But they also urge doctors to ensure they look at the lifetime possibility of heart attack or stroke when deciding to exclude a person from treatment.There are more than 8.5 million people in the UK diagnosed with high blood pressure but many more are undiagnosed.
In 2008, 32 per cent of men and 29 per cent of women in England had high blood pressure (defined as a systolic blood pressure of 140mmHg or over, or a diastolic blood pressure of 90mmHg or over) or were being treated for the condition.
Under the Nice guidelines, if blood pressure measurements taken during a consultation are 140/90 mmHg or higher, then extra confirmation should be obtained with either ambulatory blood pressure monitoring or home blood pressure monitoring.
When a HPC picks a patient up from a GP surgery we still do our own set of observations, not that we don’t trust the GP but because it’s standard practice, just the same as when you take the patient into A&E the nursing staff do a set of base line observations . It has nothing to do with ignoring anyone but covering your back, when you are stood in the dock and some posh barrister is asking did you do you do any observations you need to answer yes.

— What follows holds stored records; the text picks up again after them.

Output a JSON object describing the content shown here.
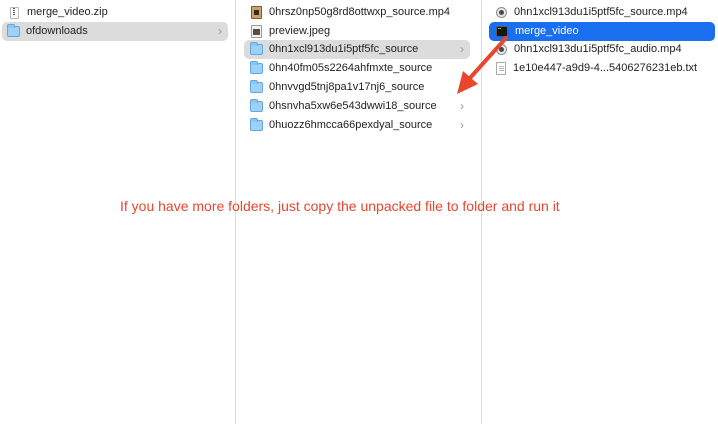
{
  "columns": [
    {
      "items": [
        {
          "label": "merge_video.zip",
          "icon": "zip-archive-icon",
          "selected": "none",
          "chevron": false
        },
        {
          "label": "ofdownloads",
          "icon": "folder-icon",
          "selected": "gray",
          "chevron": true
        }
      ]
    },
    {
      "items": [
        {
          "label": "0hrsz0np50g8rd8ottwxp_source.mp4",
          "icon": "video-file-icon",
          "selected": "none",
          "chevron": false
        },
        {
          "label": "preview.jpeg",
          "icon": "image-file-icon",
          "selected": "none",
          "chevron": false
        },
        {
          "label": "0hn1xcl913du1i5ptf5fc_source",
          "icon": "folder-icon",
          "selected": "gray",
          "chevron": true
        },
        {
          "label": "0hn40fm05s2264ahfmxte_source",
          "icon": "folder-icon",
          "selected": "none",
          "chevron": true
        },
        {
          "label": "0hnvvgd5tnj8pa1v17nj6_source",
          "icon": "folder-icon",
          "selected": "none",
          "chevron": true
        },
        {
          "label": "0hsnvha5xw6e543dwwi18_source",
          "icon": "folder-icon",
          "selected": "none",
          "chevron": true
        },
        {
          "label": "0huozz6hmcca66pexdyal_source",
          "icon": "folder-icon",
          "selected": "none",
          "chevron": true
        }
      ]
    },
    {
      "items": [
        {
          "label": "0hn1xcl913du1i5ptf5fc_source.mp4",
          "icon": "quicktime-file-icon",
          "selected": "none",
          "chevron": false
        },
        {
          "label": "merge_video",
          "icon": "executable-file-icon",
          "selected": "blue",
          "chevron": false
        },
        {
          "label": "0hn1xcl913du1i5ptf5fc_audio.mp4",
          "icon": "quicktime-file-icon",
          "selected": "none",
          "chevron": false
        },
        {
          "label": "1e10e447-a9d9-4...5406276231eb.txt",
          "icon": "text-file-icon",
          "selected": "none",
          "chevron": false
        }
      ]
    }
  ],
  "chevron_glyph": "›",
  "annotation": {
    "text": "If you have more folders, just copy the unpacked file to folder and run it",
    "color": "#e8462e"
  },
  "colors": {
    "selection_gray": "#dcdcdc",
    "selection_blue": "#1a6ef0",
    "folder_blue": "#9fd1f6"
  }
}
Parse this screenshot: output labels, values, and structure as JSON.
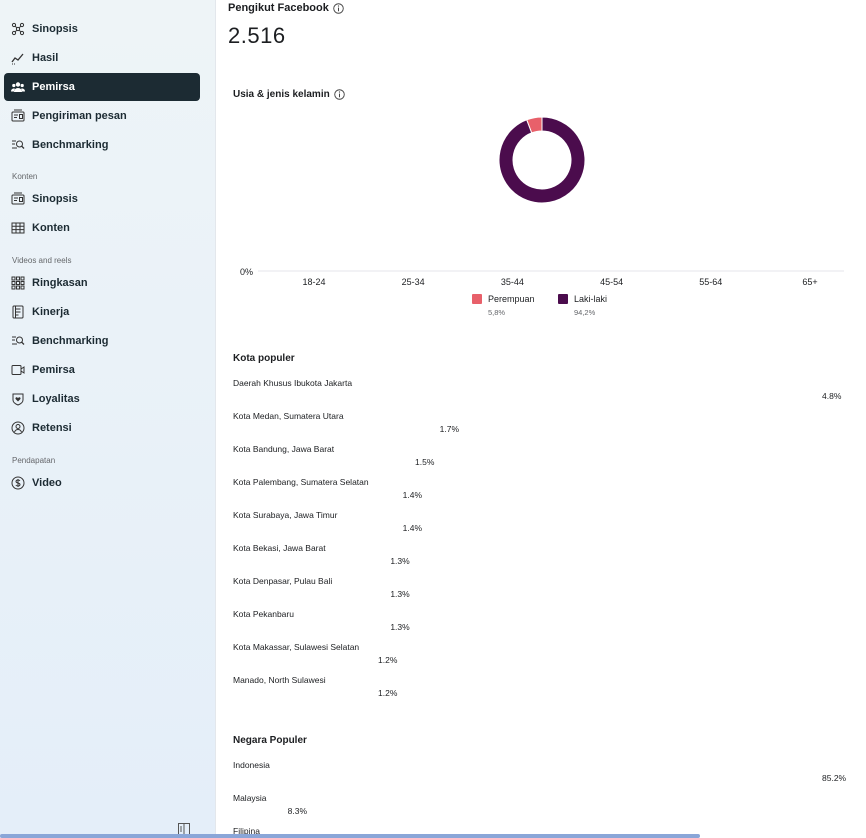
{
  "sidebar": {
    "items_top": [
      {
        "label": "Sinopsis",
        "icon": "network-icon"
      },
      {
        "label": "Hasil",
        "icon": "trend-icon"
      },
      {
        "label": "Pemirsa",
        "icon": "people-icon",
        "active": true
      },
      {
        "label": "Pengiriman pesan",
        "icon": "message-icon"
      },
      {
        "label": "Benchmarking",
        "icon": "search-list-icon"
      }
    ],
    "section_konten": "Konten",
    "items_konten": [
      {
        "label": "Sinopsis",
        "icon": "message-icon"
      },
      {
        "label": "Konten",
        "icon": "grid-icon"
      }
    ],
    "section_videos": "Videos and reels",
    "items_videos": [
      {
        "label": "Ringkasan",
        "icon": "dots-grid-icon"
      },
      {
        "label": "Kinerja",
        "icon": "document-icon"
      },
      {
        "label": "Benchmarking",
        "icon": "search-list-icon"
      },
      {
        "label": "Pemirsa",
        "icon": "video-icon"
      },
      {
        "label": "Loyalitas",
        "icon": "shield-heart-icon"
      },
      {
        "label": "Retensi",
        "icon": "person-circle-icon"
      }
    ],
    "section_pendapatan": "Pendapatan",
    "items_pendapatan": [
      {
        "label": "Video",
        "icon": "dollar-icon"
      }
    ]
  },
  "main": {
    "followers_title": "Pengikut Facebook",
    "followers_value": "2.516",
    "age_gender_title": "Usia & jenis kelamin",
    "kota_title": "Kota populer",
    "negara_title": "Negara Populer"
  },
  "chart_data": {
    "type": "pie",
    "donut": true,
    "slices": [
      {
        "label": "Perempuan",
        "value": 5.8,
        "pct_text": "5,8%",
        "color": "#e8606a"
      },
      {
        "label": "Laki-laki",
        "value": 94.2,
        "pct_text": "94,2%",
        "color": "#4b0c4d"
      }
    ],
    "age_axis": {
      "y_tick": "0%",
      "categories": [
        "18-24",
        "25-34",
        "35-44",
        "45-54",
        "55-64",
        "65+"
      ]
    }
  },
  "cities": [
    {
      "name": "Daerah Khusus Ibukota Jakarta",
      "value": 4.8,
      "text": "4.8%"
    },
    {
      "name": "Kota Medan, Sumatera Utara",
      "value": 1.7,
      "text": "1.7%"
    },
    {
      "name": "Kota Bandung, Jawa Barat",
      "value": 1.5,
      "text": "1.5%"
    },
    {
      "name": "Kota Palembang, Sumatera Selatan",
      "value": 1.4,
      "text": "1.4%"
    },
    {
      "name": "Kota Surabaya, Jawa Timur",
      "value": 1.4,
      "text": "1.4%"
    },
    {
      "name": "Kota Bekasi, Jawa Barat",
      "value": 1.3,
      "text": "1.3%"
    },
    {
      "name": "Kota Denpasar, Pulau Bali",
      "value": 1.3,
      "text": "1.3%"
    },
    {
      "name": "Kota Pekanbaru",
      "value": 1.3,
      "text": "1.3%"
    },
    {
      "name": "Kota Makassar, Sulawesi Selatan",
      "value": 1.2,
      "text": "1.2%"
    },
    {
      "name": "Manado, North Sulawesi",
      "value": 1.2,
      "text": "1.2%"
    }
  ],
  "countries": [
    {
      "name": "Indonesia",
      "value": 85.2,
      "text": "85.2%"
    },
    {
      "name": "Malaysia",
      "value": 8.3,
      "text": "8.3%"
    },
    {
      "name": "Filipina",
      "value": null,
      "text": ""
    }
  ]
}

Also good history taking is a vital skill and it is often the general public who are not first aid trained that tell the story of events leading to the ambulance being called, we are always listening to what has happened so that we can give the correct treatment.

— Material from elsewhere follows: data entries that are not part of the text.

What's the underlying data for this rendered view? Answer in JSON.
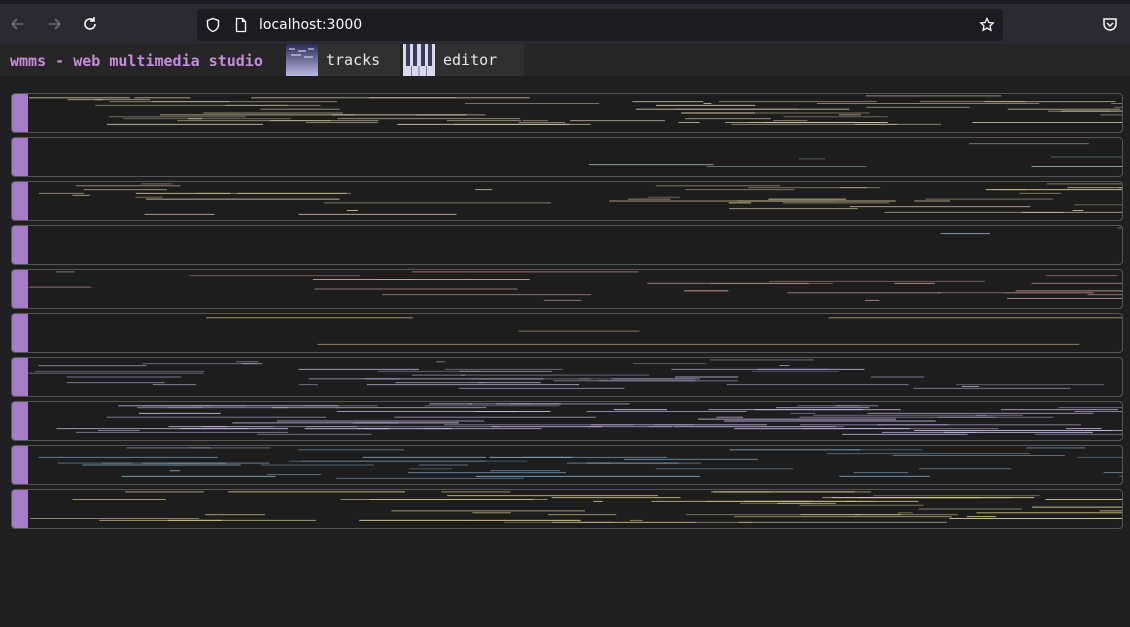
{
  "browser": {
    "url": "localhost:3000",
    "icons": [
      "back-arrow-icon",
      "forward-arrow-icon",
      "reload-icon",
      "shield-icon",
      "page-icon",
      "bookmark-star-icon",
      "pocket-icon"
    ]
  },
  "app": {
    "title": "wmms - web multimedia studio",
    "tabs": [
      {
        "label": "tracks",
        "icon": "tracks-thumbnail-icon"
      },
      {
        "label": "editor",
        "icon": "piano-keys-icon"
      }
    ]
  },
  "tracks": [
    {
      "color": "#d8c9a8"
    },
    {
      "color": "#7fb0a0"
    },
    {
      "color": "#d8c49a"
    },
    {
      "color": "#8c9bc0"
    },
    {
      "color": "#d49a9a"
    },
    {
      "color": "#e0c080"
    },
    {
      "color": "#a8a8d0"
    },
    {
      "color": "#c8b8e8"
    },
    {
      "color": "#80a8c8"
    },
    {
      "color": "#d8c88a"
    }
  ],
  "theme": {
    "accent": "#a67cc9",
    "title_color": "#c98be0",
    "background": "#1f1f1f"
  }
}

Just give the facts and you can’t go far wrong –on handover at hospital we will often be scorned for long handovers, so it’s not just you. I have been told by an A&E Doctor that he did not believe my observations you just have to take it on the chin. Ps never had any problems with obs before or since. Keep up the good work.